In this article, the authors describe the state of teacher education in and around the large and diverse school district of New York City. Using multiple data sources, including program documents, interviews, and surveys of teachers, this study attempts to explore the characteristics of programs that prepare elementary teachers of New York City public schools, including the kinds of programs that exist, who enters these different programs, who teaches in the programs, and what characterizes the core curriculum. A central question concerns the amount of variation that exists in the preparation of elementary teachers for a single, large school district. Despite the number and variety of programs that exist to prepare elementary teachers, the authors found the overall curriculum and structure of teacher education to be more similar than different.

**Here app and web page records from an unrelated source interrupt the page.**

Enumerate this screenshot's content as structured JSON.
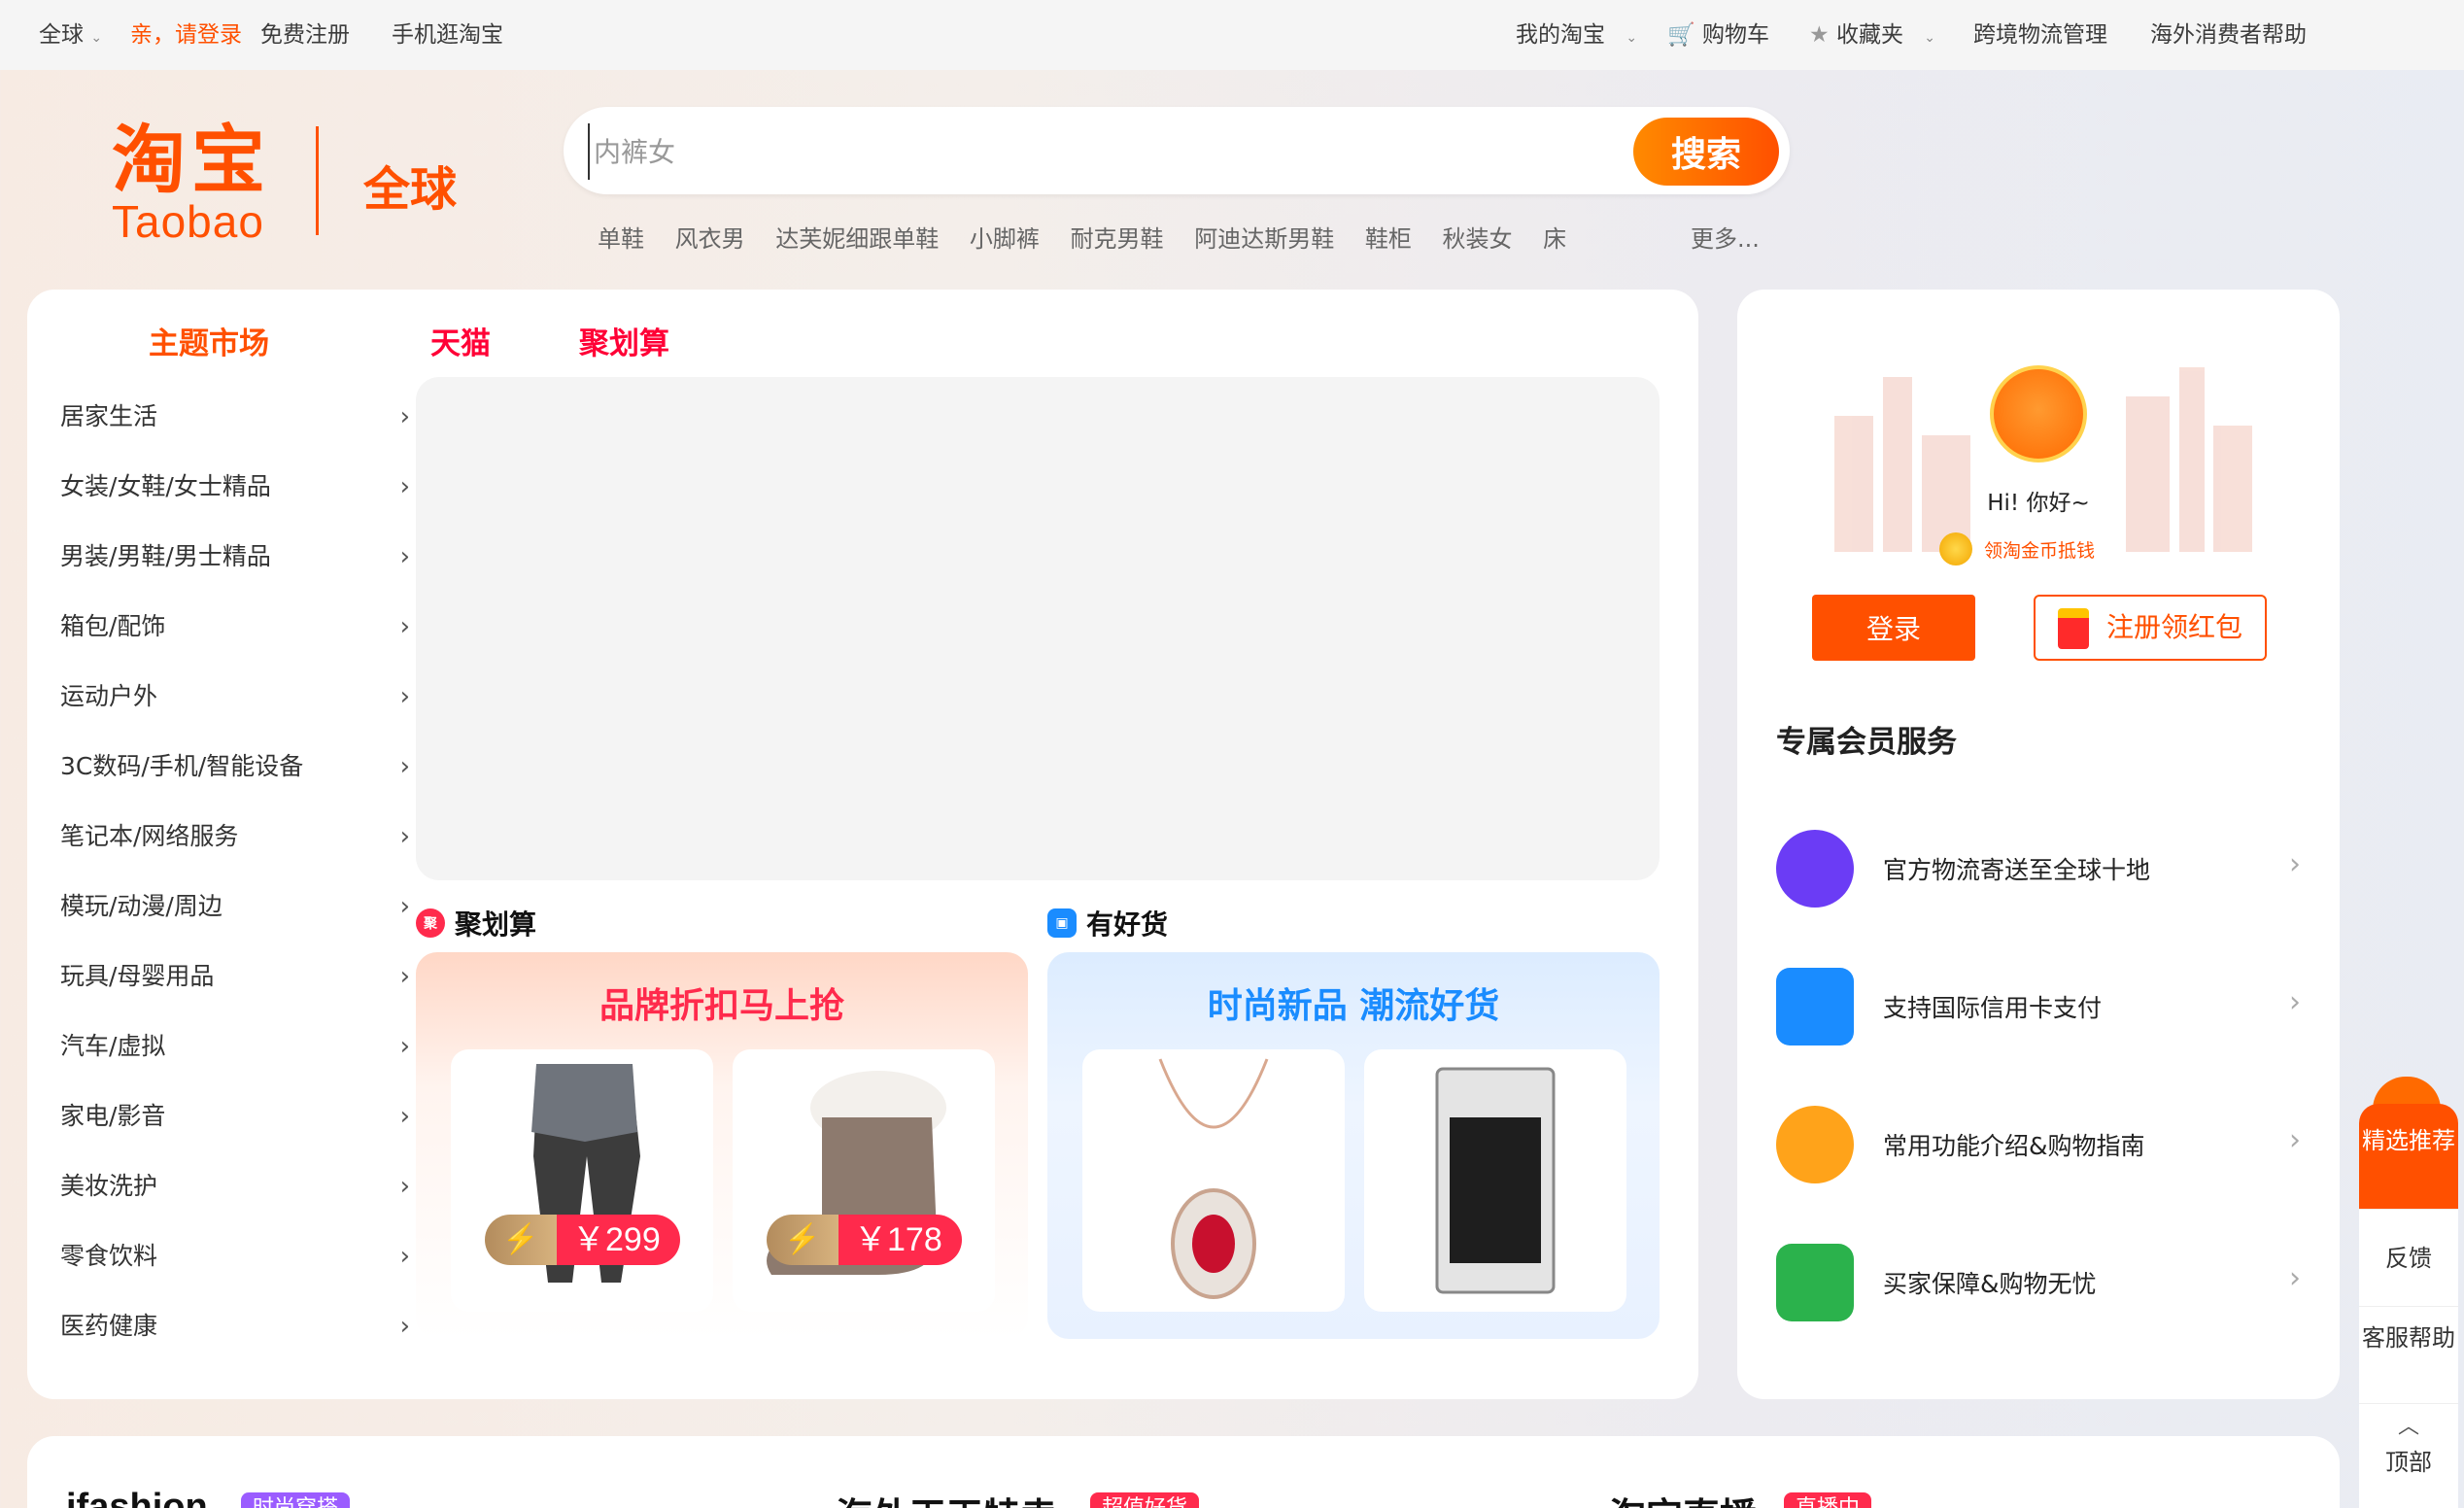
{
  "topbar": {
    "region": "全球",
    "login_prompt": "亲，请登录",
    "register": "免费注册",
    "mobile": "手机逛淘宝",
    "my_taobao": "我的淘宝",
    "cart": "购物车",
    "favorites": "收藏夹",
    "logistics": "跨境物流管理",
    "help": "海外消费者帮助"
  },
  "logo": {
    "cn": "淘宝",
    "en": "Taobao",
    "global": "全球"
  },
  "search": {
    "value": "",
    "placeholder": "内裤女",
    "button": "搜索",
    "hot_words": [
      "单鞋",
      "风衣男",
      "达芙妮细跟单鞋",
      "小脚裤",
      "耐克男鞋",
      "阿迪达斯男鞋",
      "鞋柜",
      "秋装女",
      "床"
    ],
    "more": "更多..."
  },
  "main": {
    "category_title": "主题市场",
    "tabs": [
      "天猫",
      "聚划算"
    ],
    "categories": [
      "居家生活",
      "女装/女鞋/女士精品",
      "男装/男鞋/男士精品",
      "箱包/配饰",
      "运动户外",
      "3C数码/手机/智能设备",
      "笔记本/网络服务",
      "模玩/动漫/周边",
      "玩具/母婴用品",
      "汽车/虚拟",
      "家电/影音",
      "美妆洗护",
      "零食饮料",
      "医药健康"
    ],
    "ju": {
      "label": "聚划算",
      "icon_char": "聚",
      "title": "品牌折扣马上抢",
      "prices": [
        "￥299",
        "￥178"
      ]
    },
    "yh": {
      "label": "有好货",
      "title": "时尚新品 潮流好货"
    }
  },
  "side": {
    "greeting": "Hi! 你好~",
    "coin_text": "领淘金币抵钱",
    "login": "登录",
    "register": "注册领红包",
    "member_title": "专属会员服务",
    "services": [
      {
        "text": "官方物流寄送至全球十地",
        "icon": "plane-icon",
        "color": "#6b3cf5"
      },
      {
        "text": "支持国际信用卡支付",
        "icon": "wallet-icon",
        "color": "#1a8cff"
      },
      {
        "text": "常用功能介绍&购物指南",
        "icon": "compass-icon",
        "color": "#ffa31a"
      },
      {
        "text": "买家保障&购物无忧",
        "icon": "shield-icon",
        "color": "#2bb24c"
      }
    ]
  },
  "float": {
    "featured": "精选推荐",
    "feedback": "反馈",
    "service": "客服帮助",
    "top": "顶部"
  },
  "bottom": {
    "ifashion": "ifashion",
    "ifashion_badge": "时尚穿搭",
    "overseas": "海外天天特卖",
    "overseas_badge": "超值好货",
    "live": "淘宝直播",
    "live_badge": "直播中"
  },
  "colors": {
    "brand": "#ff5000",
    "tmall": "#ff0036",
    "yh_title": "#1a8cff"
  }
}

To understand this lack of variation, the authors draw on organizational theory, particularly, the concept of institutional isomorphism, to examine the case of teacher education. The authors conclude with recommendations for what it might take to change the landscape of teacher education in the context of a large urban district.
Surveying the landscape of teacher education in New York city: Constrained variation and the challenge of innovation
Year of Publication:2008
Publication:Education Evaluation and Policy Analysis
(2008). Surveying the landscape of teacher education in New York city: Constrained variation and the challenge of innovation. Education Evaluation and Policy Analysis, 30(4), 319-343.